When the riots started and I watched the Minneapolis police precinct go up in flames, I was sure the new name of the Twin Cities would be “Detroit, Jr.” It’s fifty-two years after the riots of 1968 and Michigan never recovered. This was the only thing I could think of that would make Trump look good in comparison. Wow, was I wrong. Trump’s numbers never went up. He even tried to play the law-and-order card, but that’s not really feasible by a President who consistently holds himself above the law. He tried to pull a Richard Nixon but ended up looking like Lyndon Johnson, forgetting that Nixon resigned in disgrace.

The whole race baiting thing could have worked fifty years ago when whites were a much stronger majority. Now…not so much. White supremacy is part of the foundation of America. It is part of our heritage, but not a heritage that any human should take pride in. It’s just like anti-gay rhetoric. I remember when I was a conservative Protestant and people were taking a hard-line stance against “the homosexual agenda.” It’s fine to protest gay rights when you are not aware of any gays in your life. Back in the 1990s, Ellen DeGeneres had a sitcom that she lost when she came out as gay. This is not fifty years ago, but maybe 25. Now gays are much more out. Do you really want to protest against your mother, father, sister, brother, friend, co-worker, boss, or classmate ever having basic civil rights? Now Trump is taking a hard-line stance against people that protest and topple the white-supremacy agenda. The problem for him is all the people that are now friends, lovers, co-workers, mothers, fathers, or classmates of blacks, Asians, Hispanics, etc. What worked fifty years ago is now falling on deaf ears. It’s like playing your parents’ favorite music, quaint and uninteresting. Being white is not so privileged anymore and the younger generation has no patience for celebrating Confederate traitors.

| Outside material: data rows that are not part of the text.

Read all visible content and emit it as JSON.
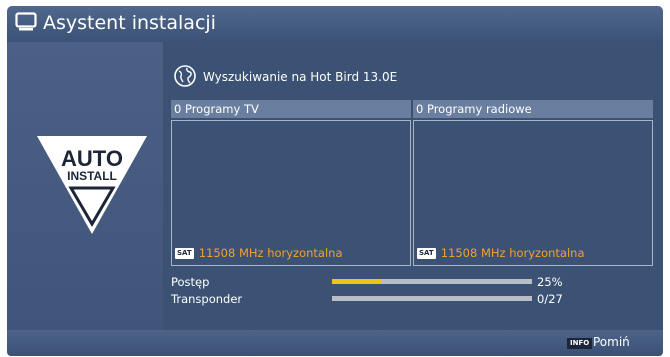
{
  "header": {
    "title": "Asystent instalacji"
  },
  "logo": {
    "line1": "AUTO",
    "line2": "INSTALL"
  },
  "scan": {
    "title": "Wyszukiwanie na Hot Bird 13.0E",
    "tv_column": {
      "header": "0 Programy TV",
      "frequency": "11508 MHz horyzontalna"
    },
    "radio_column": {
      "header": "0 Programy radiowe",
      "frequency": "11508 MHz horyzontalna"
    },
    "sat_badge": "SAT",
    "progress": {
      "label": "Postęp",
      "value_text": "25%",
      "fraction": 0.25
    },
    "transponder": {
      "label": "Transponder",
      "value_text": "0/27",
      "fraction": 0
    }
  },
  "footer": {
    "info_key": "INFO",
    "skip_label": "Pomiń"
  },
  "colors": {
    "accent": "#f0a030",
    "bar_fill": "#f0c020",
    "background": "#3b5275"
  }
}
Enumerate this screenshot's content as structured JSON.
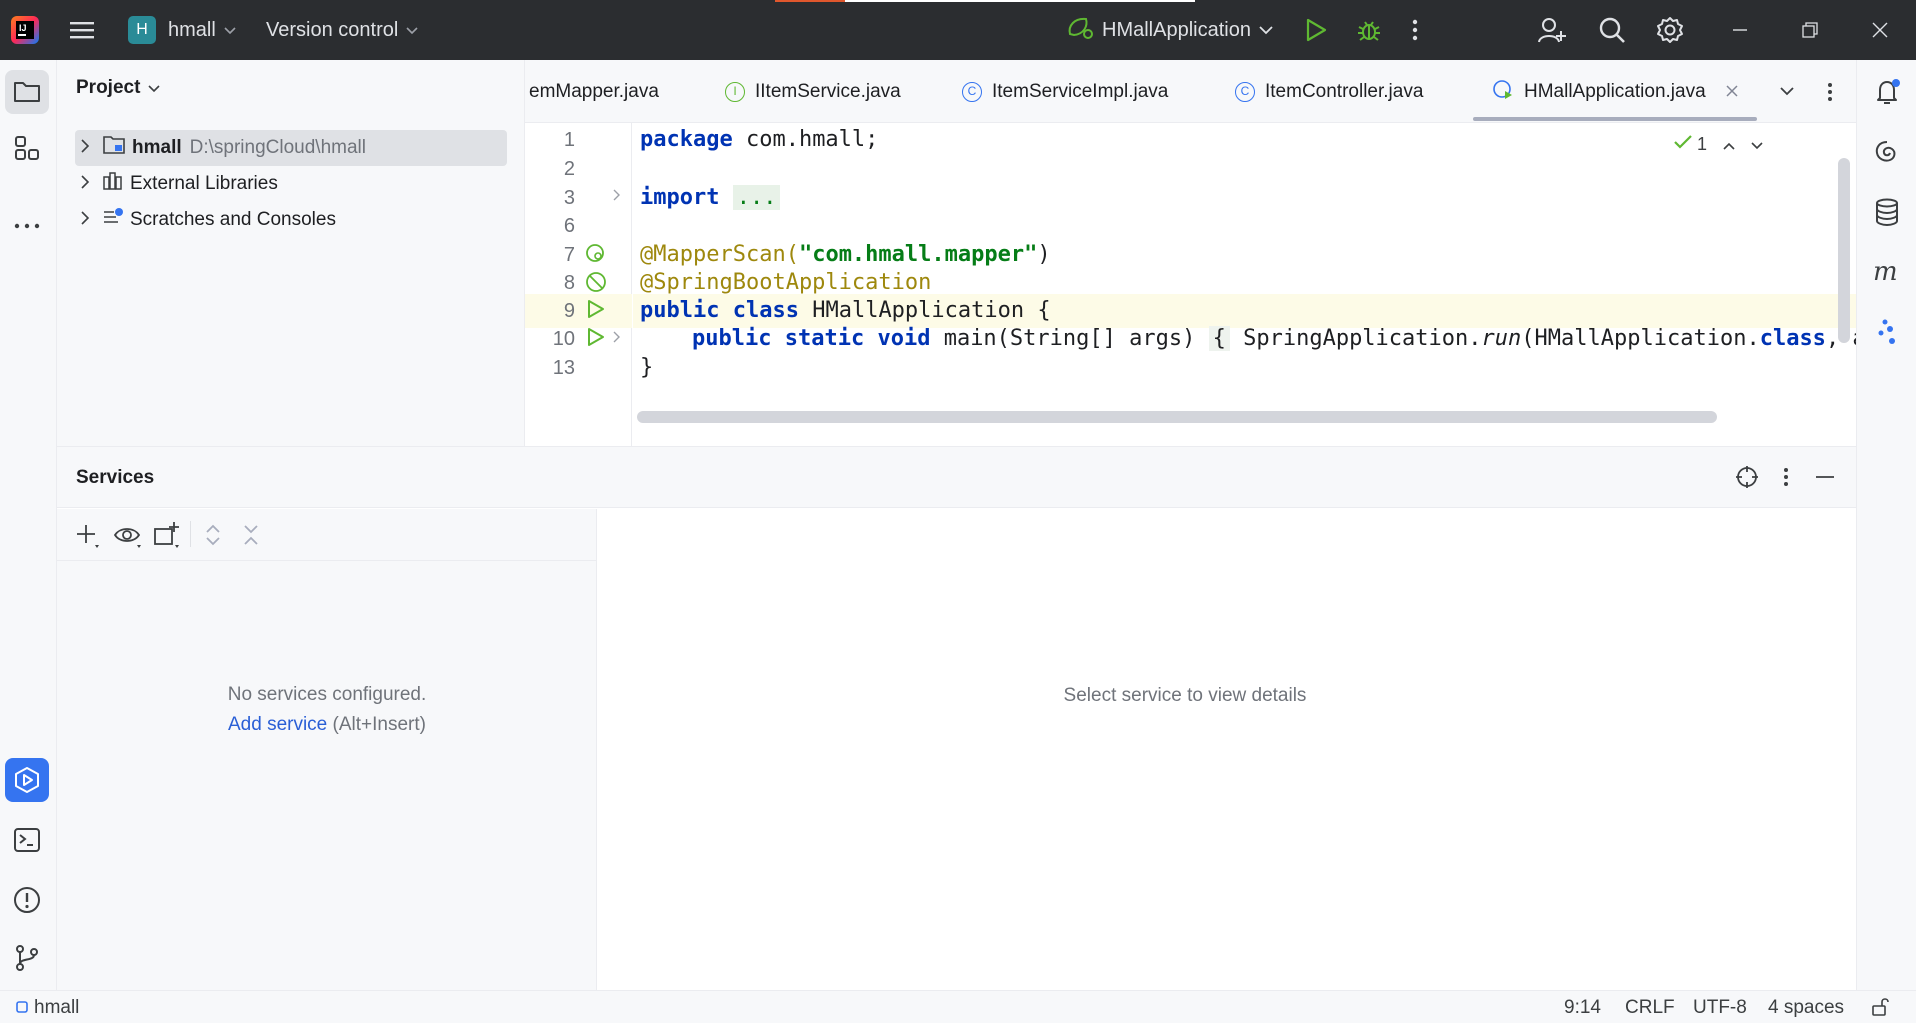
{
  "titlebar": {
    "project_badge": "H",
    "project_name": "hmall",
    "vcs_label": "Version control",
    "run_config": "HMallApplication"
  },
  "project_panel": {
    "title": "Project",
    "tree": [
      {
        "label": "hmall",
        "path": "D:\\springCloud\\hmall"
      },
      {
        "label": "External Libraries"
      },
      {
        "label": "Scratches and Consoles"
      }
    ]
  },
  "editor": {
    "tabs": [
      {
        "label": "emMapper.java"
      },
      {
        "label": "IItemService.java",
        "icon": "I"
      },
      {
        "label": "ItemServiceImpl.java",
        "icon": "C"
      },
      {
        "label": "ItemController.java",
        "icon": "C"
      },
      {
        "label": "HMallApplication.java",
        "active": true
      }
    ],
    "inspection_count": "1",
    "line_numbers": [
      "1",
      "2",
      "3",
      "6",
      "7",
      "8",
      "9",
      "10",
      "13"
    ],
    "code": {
      "l1_kw": "package",
      "l1_rest": " com.hmall;",
      "l3_kw": "import",
      "l3_fold": "...",
      "l7_ann": "@MapperScan(",
      "l7_str": "\"com.hmall.mapper\"",
      "l7_end": ")",
      "l8_ann": "@SpringBootApplication",
      "l9_kw1": "public",
      "l9_kw2": "class",
      "l9_rest": " HMallApplication {",
      "l10_kw1": "public",
      "l10_kw2": "static",
      "l10_kw3": "void",
      "l10_a": " main(String[] args) ",
      "l10_brace": "{",
      "l10_b": " SpringApplication.",
      "l10_run": "run",
      "l10_c": "(HMallApplication.",
      "l10_kw4": "class",
      "l10_d": ", arg",
      "l13": "}"
    }
  },
  "services": {
    "title": "Services",
    "empty_text": "No services configured.",
    "add_link": "Add service",
    "add_shortcut": "(Alt+Insert)",
    "detail_placeholder": "Select service to view details"
  },
  "statusbar": {
    "project": "hmall",
    "position": "9:14",
    "line_sep": "CRLF",
    "encoding": "UTF-8",
    "indent": "4 spaces"
  }
}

And then there’s the economic issues. Capitalism is not surviving. The basis of capitalism is consumer demand. With 30 million Americans with no job and many of them with no wealth to fall back upon, the plug has been pulled on American capitalism. You can force a restaurant to be open, but you can’t force potential customers to have money to eat there. You can force a salon to be open, but you can’t force people to go if they think they are risking coronavirus to do it. Let’s not forget about the millions of Americans with massive, crushing student loan debt, including myself. These people can’t buy houses or cars or much of anything else. Conservative Republicans have been taxing the poor for many years, but that is not possible with people that have no jobs. Conservatives have brought this upon themselves. With no middle-class to rely on, the wealthy will start having to pay their fair share. Welcome to the American Banana Republic.

So even if Trump got re-elected in November, everything will change around him. He represents a world view that is white supremacist at its core. And he is killing off his base. The states with surging coronavirus cases are mostly those led by Trumpian ass-kissing governors with no concern for the welfare of their  own citizens. Killing off every single black and brown person in Massachusetts or California will not turn those states red, but eliminating even a handful of elderly white Republican voters in swing states like Florida and/or Michigan will turn these states permanently blue. Trump will be forever known for offing his staunchest voters.

I feel like I am preparing for the next phase not just of my life, but of the whole country. I will not defend things that just don’t work. That includes my dysfunctional family, white supremacy, or Darwinian capitalism. I am not fighting these things. I am simply removing my support from them. I will not give my unconditional support to things that have never served my interests. I am done. Let the chips fall where they may.